Work required: Go through the records below and restate each one word for word.

The data:
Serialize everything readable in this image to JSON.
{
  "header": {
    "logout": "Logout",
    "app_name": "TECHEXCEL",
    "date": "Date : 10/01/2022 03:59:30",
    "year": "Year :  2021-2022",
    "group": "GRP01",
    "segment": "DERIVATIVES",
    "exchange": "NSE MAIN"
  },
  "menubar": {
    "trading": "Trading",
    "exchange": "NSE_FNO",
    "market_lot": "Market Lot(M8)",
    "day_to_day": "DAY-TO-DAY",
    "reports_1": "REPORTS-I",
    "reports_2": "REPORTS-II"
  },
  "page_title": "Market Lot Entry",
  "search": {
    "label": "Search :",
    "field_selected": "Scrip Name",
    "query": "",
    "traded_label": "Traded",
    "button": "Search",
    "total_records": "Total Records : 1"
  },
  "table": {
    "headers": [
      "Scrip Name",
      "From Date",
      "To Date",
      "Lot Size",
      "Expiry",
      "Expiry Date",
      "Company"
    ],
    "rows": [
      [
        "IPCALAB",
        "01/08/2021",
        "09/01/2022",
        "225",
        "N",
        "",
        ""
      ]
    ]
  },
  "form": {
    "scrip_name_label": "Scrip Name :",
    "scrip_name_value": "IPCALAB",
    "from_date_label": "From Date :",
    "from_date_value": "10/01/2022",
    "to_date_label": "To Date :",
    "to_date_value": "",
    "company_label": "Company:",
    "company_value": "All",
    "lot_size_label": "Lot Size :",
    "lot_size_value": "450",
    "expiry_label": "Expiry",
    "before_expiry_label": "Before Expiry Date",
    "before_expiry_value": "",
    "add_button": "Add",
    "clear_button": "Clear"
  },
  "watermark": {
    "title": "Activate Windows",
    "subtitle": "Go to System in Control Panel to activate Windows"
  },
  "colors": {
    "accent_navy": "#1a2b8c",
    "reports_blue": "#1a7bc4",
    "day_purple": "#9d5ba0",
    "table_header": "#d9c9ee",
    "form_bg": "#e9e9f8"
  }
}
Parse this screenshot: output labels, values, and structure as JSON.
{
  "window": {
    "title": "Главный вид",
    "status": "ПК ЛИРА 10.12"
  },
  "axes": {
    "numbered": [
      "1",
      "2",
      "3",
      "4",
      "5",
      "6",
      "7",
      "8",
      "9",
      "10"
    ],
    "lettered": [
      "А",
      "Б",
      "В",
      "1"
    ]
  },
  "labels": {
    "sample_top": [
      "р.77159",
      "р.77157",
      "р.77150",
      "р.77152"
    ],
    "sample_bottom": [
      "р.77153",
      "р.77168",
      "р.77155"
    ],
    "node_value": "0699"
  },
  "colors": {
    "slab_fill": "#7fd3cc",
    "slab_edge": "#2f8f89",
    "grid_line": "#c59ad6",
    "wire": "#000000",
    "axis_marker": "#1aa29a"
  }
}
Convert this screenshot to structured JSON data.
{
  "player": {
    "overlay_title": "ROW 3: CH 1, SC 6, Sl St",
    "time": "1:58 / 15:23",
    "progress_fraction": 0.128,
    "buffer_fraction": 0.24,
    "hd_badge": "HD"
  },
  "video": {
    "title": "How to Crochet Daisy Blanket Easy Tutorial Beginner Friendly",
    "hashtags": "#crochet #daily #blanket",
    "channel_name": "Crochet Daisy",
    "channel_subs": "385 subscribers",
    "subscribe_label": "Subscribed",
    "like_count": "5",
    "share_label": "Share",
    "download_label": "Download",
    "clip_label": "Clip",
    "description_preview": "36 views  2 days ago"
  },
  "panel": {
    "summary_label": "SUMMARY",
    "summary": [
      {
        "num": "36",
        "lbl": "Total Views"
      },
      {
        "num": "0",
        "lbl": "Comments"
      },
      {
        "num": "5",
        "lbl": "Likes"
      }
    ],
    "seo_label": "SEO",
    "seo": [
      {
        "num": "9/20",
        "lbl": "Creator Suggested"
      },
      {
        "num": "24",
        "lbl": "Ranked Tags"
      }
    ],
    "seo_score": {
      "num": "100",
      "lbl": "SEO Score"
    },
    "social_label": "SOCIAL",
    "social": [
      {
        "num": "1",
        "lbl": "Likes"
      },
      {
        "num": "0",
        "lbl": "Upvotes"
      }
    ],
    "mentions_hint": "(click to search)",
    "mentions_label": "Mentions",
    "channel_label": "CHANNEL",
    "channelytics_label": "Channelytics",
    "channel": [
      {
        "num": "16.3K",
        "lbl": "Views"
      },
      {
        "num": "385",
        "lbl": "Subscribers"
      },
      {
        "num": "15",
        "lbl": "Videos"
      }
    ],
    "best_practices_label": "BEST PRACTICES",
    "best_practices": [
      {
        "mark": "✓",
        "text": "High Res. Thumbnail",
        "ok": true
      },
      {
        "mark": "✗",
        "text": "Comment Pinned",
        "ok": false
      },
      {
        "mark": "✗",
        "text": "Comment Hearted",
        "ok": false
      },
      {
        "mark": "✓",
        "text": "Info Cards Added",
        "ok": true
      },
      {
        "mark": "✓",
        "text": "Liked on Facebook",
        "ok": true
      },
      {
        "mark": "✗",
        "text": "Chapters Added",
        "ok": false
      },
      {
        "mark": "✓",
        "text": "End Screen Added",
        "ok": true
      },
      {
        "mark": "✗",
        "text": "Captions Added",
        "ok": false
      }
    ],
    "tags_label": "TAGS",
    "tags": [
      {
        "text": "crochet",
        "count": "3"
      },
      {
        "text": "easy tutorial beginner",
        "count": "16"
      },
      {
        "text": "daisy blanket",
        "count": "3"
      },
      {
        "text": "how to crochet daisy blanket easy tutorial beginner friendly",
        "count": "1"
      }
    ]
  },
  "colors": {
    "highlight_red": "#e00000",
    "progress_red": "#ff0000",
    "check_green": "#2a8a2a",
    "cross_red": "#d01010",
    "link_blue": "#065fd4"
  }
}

The completed task:
Serialize everything readable in this image to JSON.
{
  "header": {
    "logout": "Logout",
    "app_name": "TECHEXCEL",
    "date": "Date : 10/01/2022 03:59:30",
    "year": "Year :  2021-2022",
    "group": "GRP01",
    "segment": "DERIVATIVES",
    "exchange": "NSE MAIN"
  },
  "menubar": {
    "trading": "Trading",
    "exchange": "NSE_FNO",
    "market_lot": "Market Lot(M8)",
    "day_to_day": "DAY-TO-DAY",
    "reports_1": "REPORTS-I",
    "reports_2": "REPORTS-II"
  },
  "page_title": "Market Lot Entry",
  "search": {
    "label": "Search :",
    "field_selected": "Scrip Name",
    "query": "",
    "traded_label": "Traded",
    "button": "Search",
    "total_records": "Total Records : 1"
  },
  "table": {
    "headers": [
      "Scrip Name",
      "From Date",
      "To Date",
      "Lot Size",
      "Expiry",
      "Expiry Date",
      "Company"
    ],
    "rows": [
      [
        "IPCALAB",
        "01/08/2021",
        "09/01/2022",
        "225",
        "N",
        "",
        ""
      ]
    ]
  },
  "form": {
    "scrip_name_label": "Scrip Name :",
    "scrip_name_value": "IPCALAB",
    "from_date_label": "From Date :",
    "from_date_value": "10/01/2022",
    "to_date_label": "To Date :",
    "to_date_value": "",
    "company_label": "Company:",
    "company_value": "All",
    "lot_size_label": "Lot Size :",
    "lot_size_value": "450",
    "expiry_label": "Expiry",
    "before_expiry_label": "Before Expiry Date",
    "before_expiry_value": "",
    "add_button": "Add",
    "clear_button": "Clear"
  },
  "watermark": {
    "title": "Activate Windows",
    "subtitle": "Go to System in Control Panel to activate Windows"
  },
  "colors": {
    "accent_navy": "#1a2b8c",
    "reports_blue": "#1a7bc4",
    "day_purple": "#9d5ba0",
    "table_header": "#d9c9ee",
    "form_bg": "#e9e9f8"
  }
}
Parse this screenshot: output labels, values, and structure as JSON.
{
  "window": {
    "title": "Главный вид",
    "status": "ПК ЛИРА 10.12"
  },
  "axes": {
    "numbered": [
      "1",
      "2",
      "3",
      "4",
      "5",
      "6",
      "7",
      "8",
      "9",
      "10"
    ],
    "lettered": [
      "А",
      "Б",
      "В",
      "1"
    ]
  },
  "labels": {
    "sample_top": [
      "р.77159",
      "р.77157",
      "р.77150",
      "р.77152"
    ],
    "sample_bottom": [
      "р.77153",
      "р.77168",
      "р.77155"
    ],
    "node_value": "0699"
  },
  "colors": {
    "slab_fill": "#7fd3cc",
    "slab_edge": "#2f8f89",
    "grid_line": "#c59ad6",
    "wire": "#000000",
    "axis_marker": "#1aa29a"
  }
}
Convert this screenshot to structured JSON data.
{
  "player": {
    "overlay_title": "ROW 3: CH 1, SC 6, Sl St",
    "time": "1:58 / 15:23",
    "progress_fraction": 0.128,
    "buffer_fraction": 0.24,
    "hd_badge": "HD"
  },
  "video": {
    "title": "How to Crochet Daisy Blanket Easy Tutorial Beginner Friendly",
    "hashtags": "#crochet #daily #blanket",
    "channel_name": "Crochet Daisy",
    "channel_subs": "385 subscribers",
    "subscribe_label": "Subscribed",
    "like_count": "5",
    "share_label": "Share",
    "download_label": "Download",
    "clip_label": "Clip",
    "description_preview": "36 views  2 days ago"
  },
  "panel": {
    "summary_label": "SUMMARY",
    "summary": [
      {
        "num": "36",
        "lbl": "Total Views"
      },
      {
        "num": "0",
        "lbl": "Comments"
      },
      {
        "num": "5",
        "lbl": "Likes"
      }
    ],
    "seo_label": "SEO",
    "seo": [
      {
        "num": "9/20",
        "lbl": "Creator Suggested"
      },
      {
        "num": "24",
        "lbl": "Ranked Tags"
      }
    ],
    "seo_score": {
      "num": "100",
      "lbl": "SEO Score"
    },
    "social_label": "SOCIAL",
    "social": [
      {
        "num": "1",
        "lbl": "Likes"
      },
      {
        "num": "0",
        "lbl": "Upvotes"
      }
    ],
    "mentions_hint": "(click to search)",
    "mentions_label": "Mentions",
    "channel_label": "CHANNEL",
    "channelytics_label": "Channelytics",
    "channel": [
      {
        "num": "16.3K",
        "lbl": "Views"
      },
      {
        "num": "385",
        "lbl": "Subscribers"
      },
      {
        "num": "15",
        "lbl": "Videos"
      }
    ],
    "best_practices_label": "BEST PRACTICES",
    "best_practices": [
      {
        "mark": "✓",
        "text": "High Res. Thumbnail",
        "ok": true
      },
      {
        "mark": "✗",
        "text": "Comment Pinned",
        "ok": false
      },
      {
        "mark": "✗",
        "text": "Comment Hearted",
        "ok": false
      },
      {
        "mark": "✓",
        "text": "Info Cards Added",
        "ok": true
      },
      {
        "mark": "✓",
        "text": "Liked on Facebook",
        "ok": true
      },
      {
        "mark": "✗",
        "text": "Chapters Added",
        "ok": false
      },
      {
        "mark": "✓",
        "text": "End Screen Added",
        "ok": true
      },
      {
        "mark": "✗",
        "text": "Captions Added",
        "ok": false
      }
    ],
    "tags_label": "TAGS",
    "tags": [
      {
        "text": "crochet",
        "count": "3"
      },
      {
        "text": "easy tutorial beginner",
        "count": "16"
      },
      {
        "text": "daisy blanket",
        "count": "3"
      },
      {
        "text": "how to crochet daisy blanket easy tutorial beginner friendly",
        "count": "1"
      }
    ]
  },
  "colors": {
    "highlight_red": "#e00000",
    "progress_red": "#ff0000",
    "check_green": "#2a8a2a",
    "cross_red": "#d01010",
    "link_blue": "#065fd4"
  }
}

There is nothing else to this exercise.